The progressive domination of the Democratic Party is already being felt across the country at the state and federal levels. Much less ticket-splitting is taking place these days, as the overall political leanings of most states increasingly determine how people vote from the top of the ticket down to the local level. As a result, a growing percentage of Democratic federal and statehouse officeholders come from blue states and districts across the country where progressive views tend to predominate. Democrats elected in more purple areas often tend to be more moderate in their views, but when these seats open up due to retirements or defeats, the more progressive forces will likely determine the primary election outcomes.
Just look at the U.S. House of Representatives. Democratic House members are overwhelmingly liberal, due in large part to 2010 midterm election losses and the 2012 reapportionment and redistricting process, when they were packed into as few seats as possible by Republicans intent on keeping control of the House. As a result, moderate Democrats are somewhat of an anomaly in the House—there are currently only nine Democratic members of the House in seats carried by Romney in 2012. And this number is certain to drop due to retirements and defeats in the upcoming midterm elections. The House Blue Dog Caucus, a moderate-to-conservative group of Democratic lawmakers, currently has only 19 members—down from 54 only four years ago. This number will also decrease after November.

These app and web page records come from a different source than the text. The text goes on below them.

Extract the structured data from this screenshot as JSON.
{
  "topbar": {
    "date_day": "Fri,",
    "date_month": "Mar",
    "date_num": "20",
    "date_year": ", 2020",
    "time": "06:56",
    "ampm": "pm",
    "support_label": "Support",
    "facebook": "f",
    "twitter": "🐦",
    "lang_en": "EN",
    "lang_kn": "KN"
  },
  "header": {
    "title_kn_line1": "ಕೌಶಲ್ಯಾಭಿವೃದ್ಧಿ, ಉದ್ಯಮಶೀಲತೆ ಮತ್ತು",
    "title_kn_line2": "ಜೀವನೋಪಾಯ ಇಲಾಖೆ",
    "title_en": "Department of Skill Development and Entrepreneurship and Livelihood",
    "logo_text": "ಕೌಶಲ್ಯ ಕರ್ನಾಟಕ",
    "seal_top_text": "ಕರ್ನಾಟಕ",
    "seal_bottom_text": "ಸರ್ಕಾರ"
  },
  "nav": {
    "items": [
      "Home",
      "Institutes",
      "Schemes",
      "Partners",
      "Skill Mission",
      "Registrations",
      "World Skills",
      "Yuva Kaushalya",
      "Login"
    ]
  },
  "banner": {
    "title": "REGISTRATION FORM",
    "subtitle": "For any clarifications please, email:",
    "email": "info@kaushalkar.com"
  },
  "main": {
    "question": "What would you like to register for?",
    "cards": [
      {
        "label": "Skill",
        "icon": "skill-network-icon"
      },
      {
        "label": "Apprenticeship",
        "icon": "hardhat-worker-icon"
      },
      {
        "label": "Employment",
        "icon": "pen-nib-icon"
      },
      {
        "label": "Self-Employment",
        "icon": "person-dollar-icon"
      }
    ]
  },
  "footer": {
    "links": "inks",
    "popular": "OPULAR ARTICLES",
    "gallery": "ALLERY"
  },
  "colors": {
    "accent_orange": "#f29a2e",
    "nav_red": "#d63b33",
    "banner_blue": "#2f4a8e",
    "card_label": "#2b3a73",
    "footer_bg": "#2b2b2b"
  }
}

The last bastion of moderate elected Democrats is the U.S. Senate—but even that base appears threatened. Although there are currently 12 Democratic seats from states that Romney carried in 2012, seven of them are up for re-election in November. As in the House, this bloc will almost certainly shrink.